Recently, Bukh and Conlon proved a slightly weaker version of this conjecture – if one allows for finite families of forbidden graphs, then such a family does exist for each rational *r.*

We will show that a generalization of this conjecture also holds. Given two graphs F and H, the generalized extremal number *ex(n, H, F)* is the maximum number of copies of H in an F-free graph on n vertices (note that *ex(n, F) = ex(n, K2, F)*). We will explore which rational exponents are realizable for some different graphs H.

This is joint work with Anastasia Halfpap and Bob Krueger.

**Emily Heath: **Conflict-free hypergraph matchings and generalized Ramsey numbers

Given graphs $G$ and $H$ and a positive integer $q$, an $(H,q)$-coloring of $G$ is an edge-coloring in which each copy of $H$ receives at least $q$ colors. Let $f(G,H,q)$ be the minimum number of colors which are required for an $(H,q)$-coloring of $G$. Determining $f(K_n,K_p,2)$ for all $n$ and $p$ is equivalent to determining the classical multicolor Ramsey numbers. Recently, Mubayi and Joos introduced the use of a new method for proving upper bounds on these generalized Ramsey numbers by finding a “conflict-free” matching in an appropriate auxiliary hypergraph. In this talk, we will show how to generalize their approach to give bounds on the generalized Ramsey numbers for several families of graphs. This is joint work with Deepak Bal, Patrick Bennett, and Shira Zerbib.

**Jacob Matherne**: Examples of Lorentzian polynomials

Lorentzian polynomials were introduced by Brändén and Huh in 2019. They are a generalization of homogeneous stable polynomials, and they have recently been used to prove log-concavity properties for a number of interesting polynomials in a variety of areas of mathematics.

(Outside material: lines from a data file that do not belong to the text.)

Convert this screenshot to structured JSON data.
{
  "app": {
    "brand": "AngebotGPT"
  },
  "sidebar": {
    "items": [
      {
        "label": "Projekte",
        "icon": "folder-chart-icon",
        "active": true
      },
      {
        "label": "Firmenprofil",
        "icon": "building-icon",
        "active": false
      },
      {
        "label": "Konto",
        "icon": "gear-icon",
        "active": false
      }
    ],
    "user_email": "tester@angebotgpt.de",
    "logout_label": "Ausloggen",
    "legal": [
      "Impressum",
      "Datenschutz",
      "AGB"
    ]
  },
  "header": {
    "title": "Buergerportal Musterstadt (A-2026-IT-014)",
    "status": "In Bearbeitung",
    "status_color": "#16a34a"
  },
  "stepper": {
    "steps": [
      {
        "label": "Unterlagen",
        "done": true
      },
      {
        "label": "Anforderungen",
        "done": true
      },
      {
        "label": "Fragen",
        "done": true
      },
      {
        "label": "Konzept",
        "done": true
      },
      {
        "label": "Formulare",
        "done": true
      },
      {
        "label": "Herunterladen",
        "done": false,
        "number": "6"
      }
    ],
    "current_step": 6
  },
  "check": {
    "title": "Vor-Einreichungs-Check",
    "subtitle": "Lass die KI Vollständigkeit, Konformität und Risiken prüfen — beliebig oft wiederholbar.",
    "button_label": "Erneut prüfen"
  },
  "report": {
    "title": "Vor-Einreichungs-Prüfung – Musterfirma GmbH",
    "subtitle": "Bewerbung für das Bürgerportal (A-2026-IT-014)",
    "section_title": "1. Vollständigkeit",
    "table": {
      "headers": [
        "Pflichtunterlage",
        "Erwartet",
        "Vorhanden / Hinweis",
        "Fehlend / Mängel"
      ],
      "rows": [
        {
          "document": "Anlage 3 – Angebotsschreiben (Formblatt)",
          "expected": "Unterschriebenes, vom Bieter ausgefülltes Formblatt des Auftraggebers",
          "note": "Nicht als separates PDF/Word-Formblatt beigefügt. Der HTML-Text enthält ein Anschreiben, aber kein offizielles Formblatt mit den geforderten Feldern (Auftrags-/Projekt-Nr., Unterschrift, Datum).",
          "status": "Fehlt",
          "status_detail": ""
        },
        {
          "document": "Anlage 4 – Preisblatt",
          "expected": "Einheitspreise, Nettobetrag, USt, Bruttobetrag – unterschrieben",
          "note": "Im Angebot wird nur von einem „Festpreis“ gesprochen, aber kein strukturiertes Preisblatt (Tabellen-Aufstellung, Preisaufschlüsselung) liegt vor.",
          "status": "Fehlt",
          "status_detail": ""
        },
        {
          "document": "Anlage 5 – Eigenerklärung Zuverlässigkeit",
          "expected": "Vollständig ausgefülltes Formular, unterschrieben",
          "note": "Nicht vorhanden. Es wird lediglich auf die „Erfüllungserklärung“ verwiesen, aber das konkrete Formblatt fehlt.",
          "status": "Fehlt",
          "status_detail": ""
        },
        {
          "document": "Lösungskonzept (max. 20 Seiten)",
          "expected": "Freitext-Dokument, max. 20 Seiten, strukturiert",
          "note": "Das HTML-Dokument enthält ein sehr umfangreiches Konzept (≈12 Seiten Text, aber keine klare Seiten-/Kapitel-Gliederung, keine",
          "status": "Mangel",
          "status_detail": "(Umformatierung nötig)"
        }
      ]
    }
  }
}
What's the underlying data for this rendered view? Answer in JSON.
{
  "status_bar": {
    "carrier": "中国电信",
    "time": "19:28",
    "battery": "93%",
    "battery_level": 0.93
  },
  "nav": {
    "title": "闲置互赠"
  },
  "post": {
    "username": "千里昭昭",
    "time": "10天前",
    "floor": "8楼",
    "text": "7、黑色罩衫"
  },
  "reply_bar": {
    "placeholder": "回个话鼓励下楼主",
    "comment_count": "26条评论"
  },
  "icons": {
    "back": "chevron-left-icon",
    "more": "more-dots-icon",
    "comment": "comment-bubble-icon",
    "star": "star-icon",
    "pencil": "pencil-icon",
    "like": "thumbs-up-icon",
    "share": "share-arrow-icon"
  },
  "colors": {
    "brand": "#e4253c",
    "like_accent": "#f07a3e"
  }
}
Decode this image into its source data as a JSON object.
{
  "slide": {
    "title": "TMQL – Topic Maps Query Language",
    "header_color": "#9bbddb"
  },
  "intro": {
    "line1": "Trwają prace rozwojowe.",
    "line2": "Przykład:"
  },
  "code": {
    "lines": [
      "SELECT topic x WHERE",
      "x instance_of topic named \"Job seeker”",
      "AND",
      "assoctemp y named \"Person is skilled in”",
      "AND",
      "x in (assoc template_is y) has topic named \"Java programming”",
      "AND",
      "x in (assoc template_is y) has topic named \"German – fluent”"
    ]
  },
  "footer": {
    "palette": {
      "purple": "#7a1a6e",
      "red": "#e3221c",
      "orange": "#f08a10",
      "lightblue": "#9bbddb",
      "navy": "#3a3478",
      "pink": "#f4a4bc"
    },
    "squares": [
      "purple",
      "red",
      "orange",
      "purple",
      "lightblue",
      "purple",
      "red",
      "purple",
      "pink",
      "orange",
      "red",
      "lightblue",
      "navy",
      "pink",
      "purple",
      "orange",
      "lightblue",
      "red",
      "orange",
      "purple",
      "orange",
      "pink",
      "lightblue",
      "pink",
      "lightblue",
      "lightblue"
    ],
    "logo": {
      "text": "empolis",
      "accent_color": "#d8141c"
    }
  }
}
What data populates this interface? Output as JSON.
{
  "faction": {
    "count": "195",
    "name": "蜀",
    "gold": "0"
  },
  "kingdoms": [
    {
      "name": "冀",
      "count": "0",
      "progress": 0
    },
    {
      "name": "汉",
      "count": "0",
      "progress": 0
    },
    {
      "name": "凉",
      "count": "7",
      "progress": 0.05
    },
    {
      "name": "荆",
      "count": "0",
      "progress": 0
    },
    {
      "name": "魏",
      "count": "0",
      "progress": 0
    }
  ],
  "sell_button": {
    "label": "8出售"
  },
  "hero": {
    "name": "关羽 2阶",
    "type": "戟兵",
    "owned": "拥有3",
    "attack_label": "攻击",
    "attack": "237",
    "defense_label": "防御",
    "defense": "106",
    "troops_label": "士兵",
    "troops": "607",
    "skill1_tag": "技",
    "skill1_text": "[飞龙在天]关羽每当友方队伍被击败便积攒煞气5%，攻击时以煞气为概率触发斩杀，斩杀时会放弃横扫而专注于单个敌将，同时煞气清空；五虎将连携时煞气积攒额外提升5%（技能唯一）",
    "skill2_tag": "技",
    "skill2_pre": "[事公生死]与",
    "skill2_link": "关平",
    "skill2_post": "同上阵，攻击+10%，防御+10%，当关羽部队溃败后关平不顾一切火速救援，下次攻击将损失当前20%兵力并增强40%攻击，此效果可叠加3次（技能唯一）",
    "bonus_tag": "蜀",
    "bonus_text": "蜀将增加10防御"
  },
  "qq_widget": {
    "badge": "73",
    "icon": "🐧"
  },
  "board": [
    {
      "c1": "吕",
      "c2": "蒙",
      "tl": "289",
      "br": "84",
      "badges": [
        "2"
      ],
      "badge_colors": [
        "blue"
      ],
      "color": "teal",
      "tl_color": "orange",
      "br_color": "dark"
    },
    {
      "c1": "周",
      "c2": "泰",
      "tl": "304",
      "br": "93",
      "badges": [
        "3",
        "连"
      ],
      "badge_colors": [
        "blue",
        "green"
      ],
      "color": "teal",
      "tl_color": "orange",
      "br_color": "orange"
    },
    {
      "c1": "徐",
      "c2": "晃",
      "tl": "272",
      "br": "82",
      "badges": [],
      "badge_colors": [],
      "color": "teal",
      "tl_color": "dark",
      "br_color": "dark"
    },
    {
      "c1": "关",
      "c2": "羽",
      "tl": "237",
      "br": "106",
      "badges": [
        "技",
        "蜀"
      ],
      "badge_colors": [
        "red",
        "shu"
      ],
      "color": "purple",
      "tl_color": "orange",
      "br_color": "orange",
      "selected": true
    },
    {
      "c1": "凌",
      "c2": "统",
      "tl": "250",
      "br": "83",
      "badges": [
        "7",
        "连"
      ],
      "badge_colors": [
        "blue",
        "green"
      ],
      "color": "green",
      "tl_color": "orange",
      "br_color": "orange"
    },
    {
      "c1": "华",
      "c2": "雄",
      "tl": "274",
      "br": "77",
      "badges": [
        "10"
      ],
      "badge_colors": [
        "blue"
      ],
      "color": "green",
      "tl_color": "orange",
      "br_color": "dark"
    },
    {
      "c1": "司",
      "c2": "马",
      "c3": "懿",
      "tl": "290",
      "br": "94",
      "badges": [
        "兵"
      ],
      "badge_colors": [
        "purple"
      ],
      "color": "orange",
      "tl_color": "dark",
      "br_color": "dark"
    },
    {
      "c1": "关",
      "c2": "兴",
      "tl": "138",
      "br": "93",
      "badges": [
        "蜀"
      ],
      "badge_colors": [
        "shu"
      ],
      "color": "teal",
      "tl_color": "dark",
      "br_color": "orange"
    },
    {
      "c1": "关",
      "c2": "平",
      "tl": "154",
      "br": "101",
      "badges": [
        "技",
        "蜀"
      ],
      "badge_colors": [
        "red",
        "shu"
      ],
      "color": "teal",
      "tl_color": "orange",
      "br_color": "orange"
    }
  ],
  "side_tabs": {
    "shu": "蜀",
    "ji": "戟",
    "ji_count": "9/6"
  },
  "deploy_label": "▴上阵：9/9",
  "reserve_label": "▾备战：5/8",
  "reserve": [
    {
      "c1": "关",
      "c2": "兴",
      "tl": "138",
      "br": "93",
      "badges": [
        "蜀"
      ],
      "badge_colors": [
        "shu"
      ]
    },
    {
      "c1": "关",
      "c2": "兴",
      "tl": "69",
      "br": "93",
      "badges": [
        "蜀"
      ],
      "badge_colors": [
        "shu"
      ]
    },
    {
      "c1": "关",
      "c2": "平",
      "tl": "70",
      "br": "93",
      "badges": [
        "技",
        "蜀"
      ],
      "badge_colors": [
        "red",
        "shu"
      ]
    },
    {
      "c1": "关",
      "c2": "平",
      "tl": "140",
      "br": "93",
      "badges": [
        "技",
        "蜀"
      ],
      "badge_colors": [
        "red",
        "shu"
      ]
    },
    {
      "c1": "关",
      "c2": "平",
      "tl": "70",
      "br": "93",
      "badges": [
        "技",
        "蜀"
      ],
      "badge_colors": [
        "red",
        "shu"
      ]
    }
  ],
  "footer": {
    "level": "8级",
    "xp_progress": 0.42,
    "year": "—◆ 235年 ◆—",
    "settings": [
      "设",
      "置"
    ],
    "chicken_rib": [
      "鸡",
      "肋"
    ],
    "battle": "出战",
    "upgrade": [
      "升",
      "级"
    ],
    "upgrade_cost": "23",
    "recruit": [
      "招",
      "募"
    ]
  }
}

The purpose of this talk is to share some families of polynomials that are either known or expected to be Lorentzian, especially from the areas of algebraic combinatorics and representation theory. Two important classes I will focus on are the (normalizations of) Schur polynomials and the chromatic symmetric functions of certain graphs appearing in the Stanley-Stembridge conjecture. The talk will be based on joint work with June Huh, Karola Mészáros, Alejandro Morales, Jesse Selover, and Avery St. Dizier.

**Cosmin Pohoata: **The Heilbronn triangle problem

Given an integer $n \geq 3$, the Heilbronn triangle problem asks for the smallest number $\Delta = \Delta(n)$ such that in every configuration of $n$ points in the unit square $[0,1]^2$ one can always find three among them which form a triangle of area at most $\Delta$. A trivial upper bound of the form $\Delta = O(1/n)$ follows from the simple observation that if one partitions $[0,1]^2$ into $n/2$ vertical strips of width $2/n$, then one of these strips must contain at least $3$ of the points. The problem of improving upon this basic observation is a difficult one, with a long and rich history. We will survey some of this history and discuss with some new connections between this problem and various themes in incidence geometry and projection theory. Based on joint work with Alex Cohen and Dmitrii Zakharov.